    Nature works in cycles and balances things up – so all the methane produced by those billions of ruminants over millions of years must have been dealt with prior to this or our atmosphere would be almost pure methane.

    The methane from cows and sheep comes from the bacteria in their rumen – these bacteria produce methane as a by-product of breaking down the organic matter the cow eats. This process is called methanogenesis.

    And one of the ways Nature balances this methane is to have other species of bacteria that “eat” methane – they use it as a feed and energy source. This process is called methanotrophy. The end product of this is methane is broken down (oxidised) back into CO2 and H2O.

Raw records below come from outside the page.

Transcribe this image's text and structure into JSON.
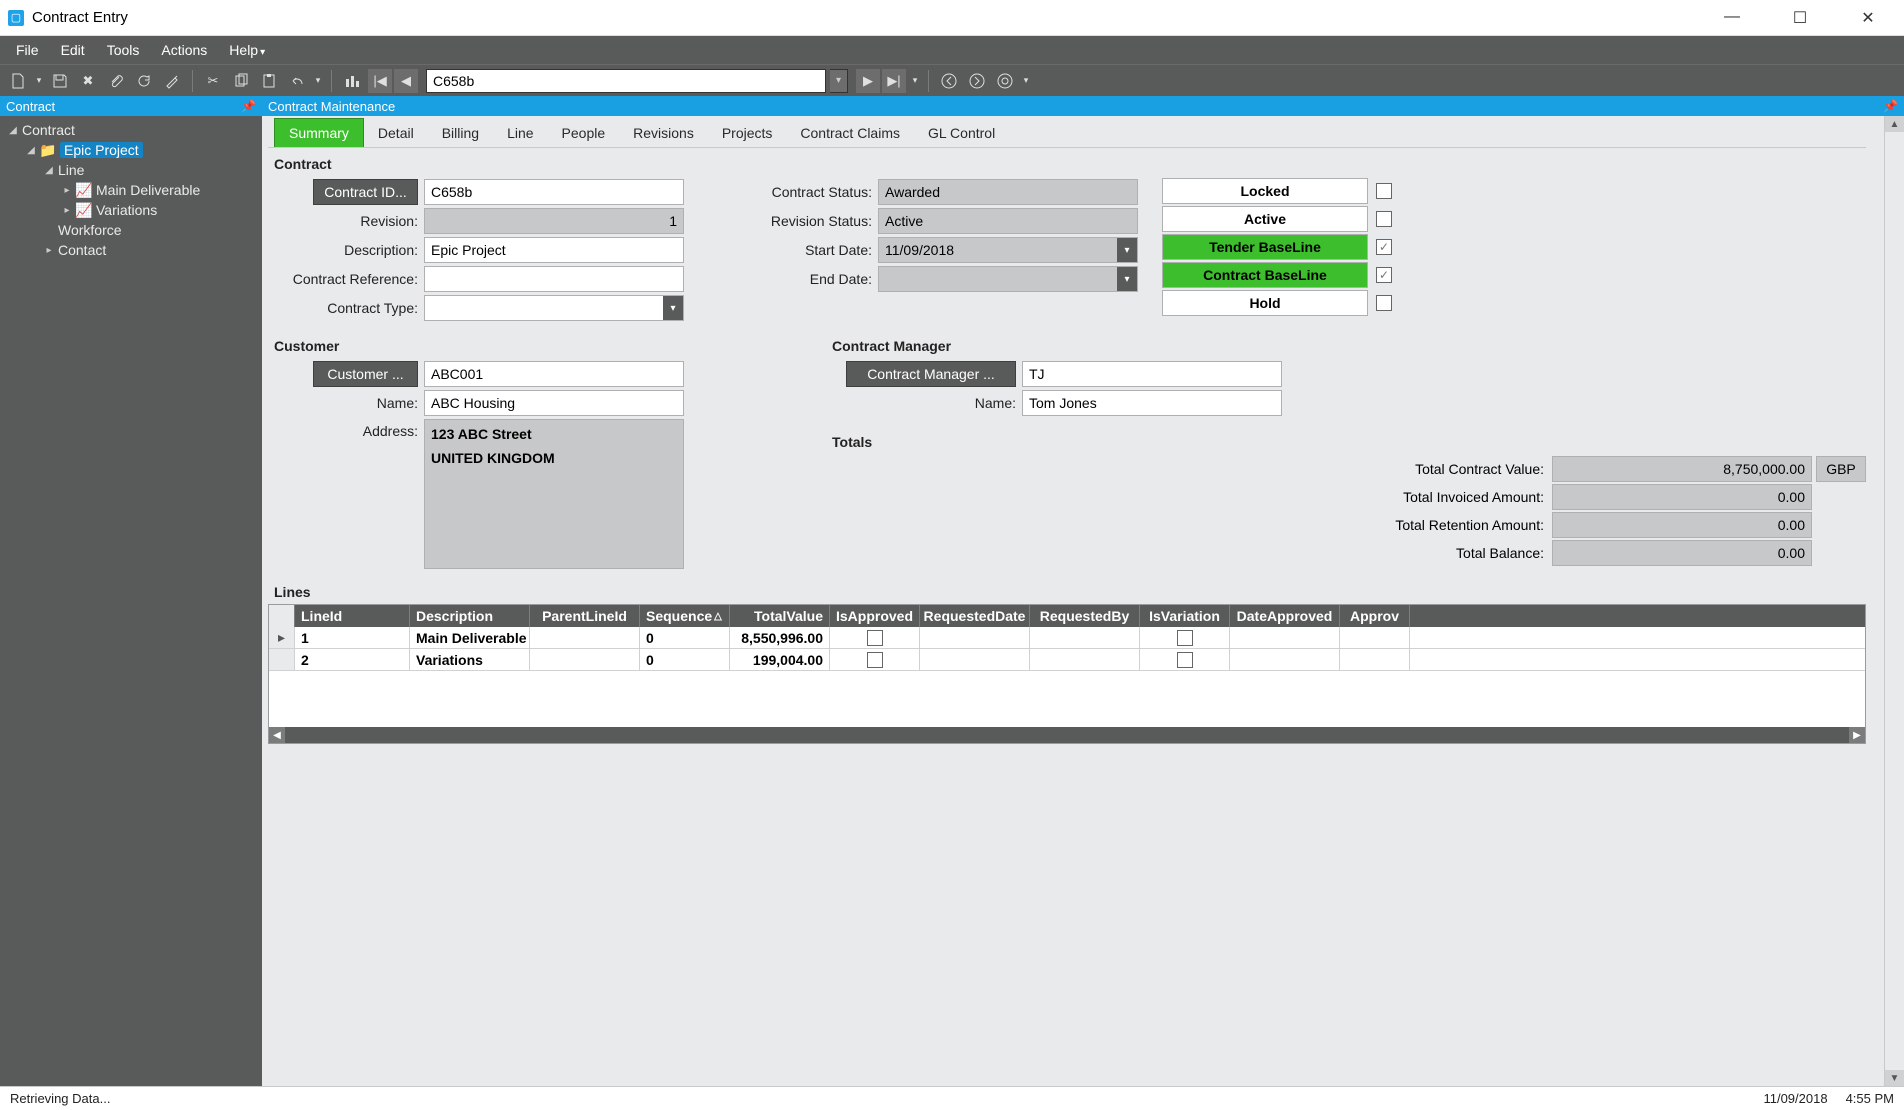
{
  "window": {
    "title": "Contract Entry"
  },
  "menu": [
    "File",
    "Edit",
    "Tools",
    "Actions",
    "Help"
  ],
  "toolbar": {
    "search_value": "C658b"
  },
  "panels": {
    "left_title": "Contract",
    "right_title": "Contract Maintenance"
  },
  "tree": {
    "root": "Contract",
    "project": "Epic Project",
    "line": "Line",
    "children": [
      "Main Deliverable",
      "Variations"
    ],
    "workforce": "Workforce",
    "contact": "Contact"
  },
  "tabs": [
    "Summary",
    "Detail",
    "Billing",
    "Line",
    "People",
    "Revisions",
    "Projects",
    "Contract Claims",
    "GL Control"
  ],
  "contract": {
    "section": "Contract",
    "id_button": "Contract ID...",
    "id_value": "C658b",
    "revision_label": "Revision:",
    "revision_value": "1",
    "desc_label": "Description:",
    "desc_value": "Epic Project",
    "ref_label": "Contract Reference:",
    "ref_value": "",
    "type_label": "Contract Type:",
    "type_value": "",
    "status_label": "Contract Status:",
    "status_value": "Awarded",
    "revstatus_label": "Revision Status:",
    "revstatus_value": "Active",
    "start_label": "Start Date:",
    "start_value": "11/09/2018",
    "end_label": "End Date:",
    "end_value": ""
  },
  "flags": {
    "locked": "Locked",
    "active": "Active",
    "tender_baseline": "Tender BaseLine",
    "contract_baseline": "Contract BaseLine",
    "hold": "Hold"
  },
  "customer": {
    "section": "Customer",
    "button": "Customer ...",
    "code": "ABC001",
    "name_label": "Name:",
    "name_value": "ABC Housing",
    "addr_label": "Address:",
    "addr_line1": "123 ABC Street",
    "addr_line2": "UNITED KINGDOM"
  },
  "manager": {
    "section": "Contract Manager",
    "button": "Contract Manager ...",
    "code": "TJ",
    "name_label": "Name:",
    "name_value": "Tom Jones"
  },
  "totals": {
    "section": "Totals",
    "contract_value_label": "Total Contract Value:",
    "contract_value": "8,750,000.00",
    "currency": "GBP",
    "invoiced_label": "Total Invoiced Amount:",
    "invoiced": "0.00",
    "retention_label": "Total Retention Amount:",
    "retention": "0.00",
    "balance_label": "Total Balance:",
    "balance": "0.00"
  },
  "lines": {
    "section": "Lines",
    "headers": [
      "LineId",
      "Description",
      "ParentLineId",
      "Sequence",
      "TotalValue",
      "IsApproved",
      "RequestedDate",
      "RequestedBy",
      "IsVariation",
      "DateApproved",
      "Approv"
    ],
    "rows": [
      {
        "LineId": "1",
        "Description": "Main Deliverable",
        "ParentLineId": "",
        "Sequence": "0",
        "TotalValue": "8,550,996.00",
        "IsApproved": false,
        "RequestedDate": "",
        "RequestedBy": "",
        "IsVariation": false,
        "DateApproved": ""
      },
      {
        "LineId": "2",
        "Description": "Variations",
        "ParentLineId": "",
        "Sequence": "0",
        "TotalValue": "199,004.00",
        "IsApproved": false,
        "RequestedDate": "",
        "RequestedBy": "",
        "IsVariation": false,
        "DateApproved": ""
      }
    ]
  },
  "statusbar": {
    "message": "Retrieving Data...",
    "date": "11/09/2018",
    "time": "4:55 PM"
  }
}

    These bacteria live in the soil under grazing animals and in places like the walls of termite mounds.

    Long story short – has inappropriate management of our planets grasslands reduced the number of methane eating (methanotrophic) bacteria living in our soils sufficiently to have significantly reduced the ability of those soils to absorb and oxidise methane?

    I contacted 2 scientists in Florida who have done lots of work on methane emissions from landfills. They have found that the better the soil is on the top of the landfill the more of the methane produced by the landfill is oxidised before it makes its way out into the atmosphere.

    As good grazing management improves soil structure it seemed logical to me that good grazing management should enhance methanotroph activity. I asked the Florida scientists if this made sense, and they agreed that it did.

  3. Marina Fortes, November 12, 2019

    It was a very nice talk in a series of great talks yesterday at TropAg! And yes, there is still a lot of work to be done in terms of animal breeding and genomics for reducing methane emissions, but it is possible and part of the mix, part of the solution!

  4. SAM STAINES, November 12, 2019

    What of the oil in cotton seed and the tannin in other legumes

  5. John Wyld, November 12, 2019

    We only ever hear about emmissions and never about the CO2 absorption by the enhanced growth of grasses and clovers, especially under intensive grass feeding systems.
    With no grazing the same country would revert to a state of absorbing little CO2.
    Why is this not accounted for?

Get Beef Central's news headlines emailed to you -
FREE!